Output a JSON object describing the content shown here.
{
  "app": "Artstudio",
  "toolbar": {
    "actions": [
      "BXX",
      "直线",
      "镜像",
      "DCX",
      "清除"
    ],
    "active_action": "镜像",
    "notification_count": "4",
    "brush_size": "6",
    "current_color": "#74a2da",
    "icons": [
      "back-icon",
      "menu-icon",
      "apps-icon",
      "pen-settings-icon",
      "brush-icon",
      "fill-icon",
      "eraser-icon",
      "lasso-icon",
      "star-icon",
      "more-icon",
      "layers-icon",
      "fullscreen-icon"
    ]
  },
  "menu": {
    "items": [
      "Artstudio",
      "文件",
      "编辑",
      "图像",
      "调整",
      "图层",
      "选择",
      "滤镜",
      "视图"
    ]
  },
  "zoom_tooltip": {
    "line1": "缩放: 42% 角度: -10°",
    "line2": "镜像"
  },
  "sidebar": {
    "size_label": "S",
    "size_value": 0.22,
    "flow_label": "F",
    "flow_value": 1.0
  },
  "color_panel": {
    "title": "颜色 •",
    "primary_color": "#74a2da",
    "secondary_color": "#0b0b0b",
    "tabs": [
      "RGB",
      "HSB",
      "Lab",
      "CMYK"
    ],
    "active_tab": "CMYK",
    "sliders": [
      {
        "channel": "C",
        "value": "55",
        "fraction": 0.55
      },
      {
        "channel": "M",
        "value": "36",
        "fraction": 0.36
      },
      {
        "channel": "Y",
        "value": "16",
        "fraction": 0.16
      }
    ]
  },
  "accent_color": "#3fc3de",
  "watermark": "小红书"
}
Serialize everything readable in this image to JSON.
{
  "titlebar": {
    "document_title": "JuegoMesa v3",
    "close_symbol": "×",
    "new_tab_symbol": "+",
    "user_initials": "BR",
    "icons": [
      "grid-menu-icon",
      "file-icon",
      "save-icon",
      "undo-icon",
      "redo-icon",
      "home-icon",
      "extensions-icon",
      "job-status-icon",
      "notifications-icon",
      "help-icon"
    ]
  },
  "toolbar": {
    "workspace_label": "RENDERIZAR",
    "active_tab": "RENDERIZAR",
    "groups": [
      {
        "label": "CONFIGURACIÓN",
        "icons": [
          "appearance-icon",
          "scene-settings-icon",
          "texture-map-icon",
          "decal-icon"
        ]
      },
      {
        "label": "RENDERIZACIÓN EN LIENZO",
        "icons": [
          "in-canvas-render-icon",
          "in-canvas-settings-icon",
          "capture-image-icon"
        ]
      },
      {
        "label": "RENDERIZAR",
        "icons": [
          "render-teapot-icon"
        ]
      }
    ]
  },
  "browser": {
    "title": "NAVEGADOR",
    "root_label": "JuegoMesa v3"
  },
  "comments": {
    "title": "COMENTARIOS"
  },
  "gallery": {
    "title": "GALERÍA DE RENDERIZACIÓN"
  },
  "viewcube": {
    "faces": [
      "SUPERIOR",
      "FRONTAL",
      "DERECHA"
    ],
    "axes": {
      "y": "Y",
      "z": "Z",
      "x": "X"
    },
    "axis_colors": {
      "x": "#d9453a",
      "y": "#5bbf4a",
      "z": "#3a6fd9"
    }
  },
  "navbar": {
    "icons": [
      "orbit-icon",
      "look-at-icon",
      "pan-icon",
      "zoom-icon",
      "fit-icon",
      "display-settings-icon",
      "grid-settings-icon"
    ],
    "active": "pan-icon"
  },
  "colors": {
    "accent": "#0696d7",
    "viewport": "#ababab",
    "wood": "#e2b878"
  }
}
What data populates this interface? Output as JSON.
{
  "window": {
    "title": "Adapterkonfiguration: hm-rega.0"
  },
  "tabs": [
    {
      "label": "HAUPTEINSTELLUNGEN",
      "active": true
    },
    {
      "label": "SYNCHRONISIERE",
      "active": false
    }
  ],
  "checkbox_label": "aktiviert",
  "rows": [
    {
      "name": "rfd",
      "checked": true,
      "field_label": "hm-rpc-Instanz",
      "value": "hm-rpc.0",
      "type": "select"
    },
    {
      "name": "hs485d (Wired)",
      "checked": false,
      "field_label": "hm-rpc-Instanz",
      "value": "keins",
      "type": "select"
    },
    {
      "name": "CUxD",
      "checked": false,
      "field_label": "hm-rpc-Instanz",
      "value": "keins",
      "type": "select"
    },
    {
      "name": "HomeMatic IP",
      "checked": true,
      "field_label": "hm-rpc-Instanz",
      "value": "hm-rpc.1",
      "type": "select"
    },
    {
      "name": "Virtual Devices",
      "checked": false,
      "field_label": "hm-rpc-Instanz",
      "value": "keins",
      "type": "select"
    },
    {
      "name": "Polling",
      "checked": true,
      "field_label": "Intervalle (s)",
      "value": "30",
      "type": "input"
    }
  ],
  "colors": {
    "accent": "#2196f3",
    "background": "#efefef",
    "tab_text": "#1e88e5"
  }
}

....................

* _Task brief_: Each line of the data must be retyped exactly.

* _Answer area_:
Output a JSON object describing the content shown here.
{
  "app": "Artstudio",
  "toolbar": {
    "actions": [
      "BXX",
      "直线",
      "镜像",
      "DCX",
      "清除"
    ],
    "active_action": "镜像",
    "notification_count": "4",
    "brush_size": "6",
    "current_color": "#74a2da",
    "icons": [
      "back-icon",
      "menu-icon",
      "apps-icon",
      "pen-settings-icon",
      "brush-icon",
      "fill-icon",
      "eraser-icon",
      "lasso-icon",
      "star-icon",
      "more-icon",
      "layers-icon",
      "fullscreen-icon"
    ]
  },
  "menu": {
    "items": [
      "Artstudio",
      "文件",
      "编辑",
      "图像",
      "调整",
      "图层",
      "选择",
      "滤镜",
      "视图"
    ]
  },
  "zoom_tooltip": {
    "line1": "缩放: 42% 角度: -10°",
    "line2": "镜像"
  },
  "sidebar": {
    "size_label": "S",
    "size_value": 0.22,
    "flow_label": "F",
    "flow_value": 1.0
  },
  "color_panel": {
    "title": "颜色 •",
    "primary_color": "#74a2da",
    "secondary_color": "#0b0b0b",
    "tabs": [
      "RGB",
      "HSB",
      "Lab",
      "CMYK"
    ],
    "active_tab": "CMYK",
    "sliders": [
      {
        "channel": "C",
        "value": "55",
        "fraction": 0.55
      },
      {
        "channel": "M",
        "value": "36",
        "fraction": 0.36
      },
      {
        "channel": "Y",
        "value": "16",
        "fraction": 0.16
      }
    ]
  },
  "accent_color": "#3fc3de",
  "watermark": "小红书"
}
Serialize everything readable in this image to JSON.
{
  "titlebar": {
    "document_title": "JuegoMesa v3",
    "close_symbol": "×",
    "new_tab_symbol": "+",
    "user_initials": "BR",
    "icons": [
      "grid-menu-icon",
      "file-icon",
      "save-icon",
      "undo-icon",
      "redo-icon",
      "home-icon",
      "extensions-icon",
      "job-status-icon",
      "notifications-icon",
      "help-icon"
    ]
  },
  "toolbar": {
    "workspace_label": "RENDERIZAR",
    "active_tab": "RENDERIZAR",
    "groups": [
      {
        "label": "CONFIGURACIÓN",
        "icons": [
          "appearance-icon",
          "scene-settings-icon",
          "texture-map-icon",
          "decal-icon"
        ]
      },
      {
        "label": "RENDERIZACIÓN EN LIENZO",
        "icons": [
          "in-canvas-render-icon",
          "in-canvas-settings-icon",
          "capture-image-icon"
        ]
      },
      {
        "label": "RENDERIZAR",
        "icons": [
          "render-teapot-icon"
        ]
      }
    ]
  },
  "browser": {
    "title": "NAVEGADOR",
    "root_label": "JuegoMesa v3"
  },
  "comments": {
    "title": "COMENTARIOS"
  },
  "gallery": {
    "title": "GALERÍA DE RENDERIZACIÓN"
  },
  "viewcube": {
    "faces": [
      "SUPERIOR",
      "FRONTAL",
      "DERECHA"
    ],
    "axes": {
      "y": "Y",
      "z": "Z",
      "x": "X"
    },
    "axis_colors": {
      "x": "#d9453a",
      "y": "#5bbf4a",
      "z": "#3a6fd9"
    }
  },
  "navbar": {
    "icons": [
      "orbit-icon",
      "look-at-icon",
      "pan-icon",
      "zoom-icon",
      "fit-icon",
      "display-settings-icon",
      "grid-settings-icon"
    ],
    "active": "pan-icon"
  },
  "colors": {
    "accent": "#0696d7",
    "viewport": "#ababab",
    "wood": "#e2b878"
  }
}
What data populates this interface? Output as JSON.
{
  "window": {
    "title": "Adapterkonfiguration: hm-rega.0"
  },
  "tabs": [
    {
      "label": "HAUPTEINSTELLUNGEN",
      "active": true
    },
    {
      "label": "SYNCHRONISIERE",
      "active": false
    }
  ],
  "checkbox_label": "aktiviert",
  "rows": [
    {
      "name": "rfd",
      "checked": true,
      "field_label": "hm-rpc-Instanz",
      "value": "hm-rpc.0",
      "type": "select"
    },
    {
      "name": "hs485d (Wired)",
      "checked": false,
      "field_label": "hm-rpc-Instanz",
      "value": "keins",
      "type": "select"
    },
    {
      "name": "CUxD",
      "checked": false,
      "field_label": "hm-rpc-Instanz",
      "value": "keins",
      "type": "select"
    },
    {
      "name": "HomeMatic IP",
      "checked": true,
      "field_label": "hm-rpc-Instanz",
      "value": "hm-rpc.1",
      "type": "select"
    },
    {
      "name": "Virtual Devices",
      "checked": false,
      "field_label": "hm-rpc-Instanz",
      "value": "keins",
      "type": "select"
    },
    {
      "name": "Polling",
      "checked": true,
      "field_label": "Intervalle (s)",
      "value": "30",
      "type": "input"
    }
  ],
  "colors": {
    "accent": "#2196f3",
    "background": "#efefef",
    "tab_text": "#1e88e5"
  }
}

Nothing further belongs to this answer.